At 6-foot-1 and 200 pounds,

the NHL scouting bureau’s list of draft-eligible prospects.

When play ended, he was leading the Quebec Major Junior League with 112 points (35 goals, 77 assists) in 52 games. He was the league’s rookie of the year in 2017-18, when he scored 42 goals – the most by a rookie since Sidney Crosby scored 54 in 2003-04.

Lafrenière would have the opportunity to become first Quebec-born player selected with the first pick since goalie Marc-Andre Fleury by Pittsburgh in 2003.

The NHL draft, scheduled to take place in Montreal in late June, has been postponed. So has the draft lottery to determine the top seedings and weeklong pre-draft combine in Buffalo, New York. The draft can’t feasibly be held until the playoffs are completed or the entire season canceled.

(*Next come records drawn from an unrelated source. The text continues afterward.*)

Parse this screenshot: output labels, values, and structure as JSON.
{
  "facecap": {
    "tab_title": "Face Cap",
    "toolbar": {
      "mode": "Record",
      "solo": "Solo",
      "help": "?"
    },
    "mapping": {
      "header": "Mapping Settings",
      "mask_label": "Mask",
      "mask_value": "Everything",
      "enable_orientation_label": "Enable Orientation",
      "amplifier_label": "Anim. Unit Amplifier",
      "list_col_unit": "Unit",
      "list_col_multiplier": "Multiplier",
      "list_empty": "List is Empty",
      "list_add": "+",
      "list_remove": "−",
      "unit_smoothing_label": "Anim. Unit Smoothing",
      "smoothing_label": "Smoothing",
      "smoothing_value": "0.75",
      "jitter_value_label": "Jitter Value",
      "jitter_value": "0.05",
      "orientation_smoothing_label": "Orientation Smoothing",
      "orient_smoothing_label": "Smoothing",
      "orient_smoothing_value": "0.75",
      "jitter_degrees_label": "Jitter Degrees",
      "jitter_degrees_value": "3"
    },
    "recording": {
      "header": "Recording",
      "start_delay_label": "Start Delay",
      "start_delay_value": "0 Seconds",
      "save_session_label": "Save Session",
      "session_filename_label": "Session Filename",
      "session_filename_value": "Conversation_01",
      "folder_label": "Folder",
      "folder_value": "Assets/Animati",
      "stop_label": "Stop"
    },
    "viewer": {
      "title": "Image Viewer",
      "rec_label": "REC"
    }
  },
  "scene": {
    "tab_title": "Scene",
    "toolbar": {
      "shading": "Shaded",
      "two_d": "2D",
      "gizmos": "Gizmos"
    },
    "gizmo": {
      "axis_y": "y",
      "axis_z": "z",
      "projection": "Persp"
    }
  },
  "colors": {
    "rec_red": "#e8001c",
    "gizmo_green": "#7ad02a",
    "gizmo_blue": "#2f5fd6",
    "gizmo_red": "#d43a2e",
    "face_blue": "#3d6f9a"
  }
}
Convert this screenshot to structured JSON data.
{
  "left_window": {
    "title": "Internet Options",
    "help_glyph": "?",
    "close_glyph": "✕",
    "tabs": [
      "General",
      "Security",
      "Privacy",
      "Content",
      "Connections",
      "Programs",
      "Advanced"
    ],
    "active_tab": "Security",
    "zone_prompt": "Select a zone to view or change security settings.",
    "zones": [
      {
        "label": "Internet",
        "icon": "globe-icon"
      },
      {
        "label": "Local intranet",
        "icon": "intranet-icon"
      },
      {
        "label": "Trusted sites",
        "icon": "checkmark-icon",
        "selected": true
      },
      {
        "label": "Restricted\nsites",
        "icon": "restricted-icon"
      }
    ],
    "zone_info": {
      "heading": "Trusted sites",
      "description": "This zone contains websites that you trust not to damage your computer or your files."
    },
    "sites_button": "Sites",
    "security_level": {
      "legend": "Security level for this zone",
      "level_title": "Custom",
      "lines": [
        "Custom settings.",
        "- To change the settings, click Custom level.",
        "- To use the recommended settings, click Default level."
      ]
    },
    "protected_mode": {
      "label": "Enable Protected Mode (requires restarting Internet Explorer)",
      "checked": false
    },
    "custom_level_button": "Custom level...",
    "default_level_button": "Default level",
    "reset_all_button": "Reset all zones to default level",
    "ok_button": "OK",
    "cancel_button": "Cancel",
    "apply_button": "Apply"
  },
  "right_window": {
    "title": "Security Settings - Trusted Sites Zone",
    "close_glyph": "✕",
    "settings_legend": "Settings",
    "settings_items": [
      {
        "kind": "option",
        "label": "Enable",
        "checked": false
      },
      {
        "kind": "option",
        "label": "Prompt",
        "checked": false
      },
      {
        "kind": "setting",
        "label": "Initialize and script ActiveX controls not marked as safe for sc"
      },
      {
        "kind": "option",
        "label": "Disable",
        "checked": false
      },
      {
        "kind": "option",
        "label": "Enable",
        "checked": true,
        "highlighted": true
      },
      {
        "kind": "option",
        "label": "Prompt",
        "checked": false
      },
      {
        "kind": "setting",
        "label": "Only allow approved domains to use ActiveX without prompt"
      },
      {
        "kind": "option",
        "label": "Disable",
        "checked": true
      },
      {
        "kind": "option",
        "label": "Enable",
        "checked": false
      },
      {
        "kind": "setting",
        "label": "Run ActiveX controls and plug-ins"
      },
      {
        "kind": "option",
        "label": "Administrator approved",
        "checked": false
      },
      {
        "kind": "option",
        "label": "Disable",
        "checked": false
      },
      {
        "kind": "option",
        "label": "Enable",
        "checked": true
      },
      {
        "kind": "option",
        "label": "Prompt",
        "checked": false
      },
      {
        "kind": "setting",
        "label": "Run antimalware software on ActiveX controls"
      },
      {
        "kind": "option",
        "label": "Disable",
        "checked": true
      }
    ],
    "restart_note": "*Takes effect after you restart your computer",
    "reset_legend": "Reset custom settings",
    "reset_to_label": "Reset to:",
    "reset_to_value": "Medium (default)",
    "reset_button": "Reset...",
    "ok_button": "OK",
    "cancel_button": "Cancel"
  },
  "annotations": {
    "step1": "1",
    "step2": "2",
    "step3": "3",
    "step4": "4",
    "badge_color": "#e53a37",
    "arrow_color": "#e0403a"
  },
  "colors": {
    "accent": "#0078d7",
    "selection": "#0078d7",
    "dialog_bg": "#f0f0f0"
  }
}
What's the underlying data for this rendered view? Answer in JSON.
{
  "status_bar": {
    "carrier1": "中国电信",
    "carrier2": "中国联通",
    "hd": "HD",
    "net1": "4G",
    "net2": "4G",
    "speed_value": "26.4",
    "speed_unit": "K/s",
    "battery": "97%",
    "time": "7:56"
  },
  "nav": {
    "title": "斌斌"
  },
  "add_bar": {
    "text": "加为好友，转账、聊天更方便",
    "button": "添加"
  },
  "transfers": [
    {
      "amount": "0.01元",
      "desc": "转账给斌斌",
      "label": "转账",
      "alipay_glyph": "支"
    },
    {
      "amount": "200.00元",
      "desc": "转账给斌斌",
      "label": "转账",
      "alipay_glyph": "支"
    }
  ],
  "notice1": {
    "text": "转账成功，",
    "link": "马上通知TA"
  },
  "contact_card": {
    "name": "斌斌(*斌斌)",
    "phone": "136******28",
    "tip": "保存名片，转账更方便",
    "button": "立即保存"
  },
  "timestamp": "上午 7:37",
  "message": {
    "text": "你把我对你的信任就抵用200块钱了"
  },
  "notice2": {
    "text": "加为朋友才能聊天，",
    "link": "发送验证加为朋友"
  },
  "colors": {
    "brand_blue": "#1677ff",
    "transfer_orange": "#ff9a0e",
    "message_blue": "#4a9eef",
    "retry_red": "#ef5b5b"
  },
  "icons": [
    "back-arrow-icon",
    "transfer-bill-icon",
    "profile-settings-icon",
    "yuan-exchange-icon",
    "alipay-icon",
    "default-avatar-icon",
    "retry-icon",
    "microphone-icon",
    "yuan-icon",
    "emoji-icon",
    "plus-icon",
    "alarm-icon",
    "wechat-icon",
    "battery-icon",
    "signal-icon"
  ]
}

That places the likelihood of the NHL holding the draft in September or as late as October.

And there is uncertainty over whether draft will go on as normal, with teams and fans gathering in an arena or instead closing the event to the public. That happened in the summer of 2005 when teams held the draft in a ballroom after the previous season was wiped out because of a lockout.

The postponements hit home for Lafrenière, who is from suburban Montreal and was looking forward to hearing his name announced at the Canadiens’ Bell Centre in June.

He took the news in stride last month,by saying: “For sure if the draft is online, it’s going to be different for us. But we’re still going to enjoy our time and still be happy there.”

Overall, Lafrenière has 114 goals and 183 assists for 297 points in 173 games. In January, he captained Canada’s gold-medal-winning team and earned MVP honors at the world junior championships.

In the past, the draft order among the 15 non-playoff teams was determined by lottery balls, with the team with the worst record receiving the best odds to win the top pick.

Though the season is incomplete, the Detroit Red Wings had already assured themselves of finishing 31st with a 17-49-5 record and 39 points, 23 behind Ottawa. Only six points separate Ottawa and Buffalo, which sits 25th.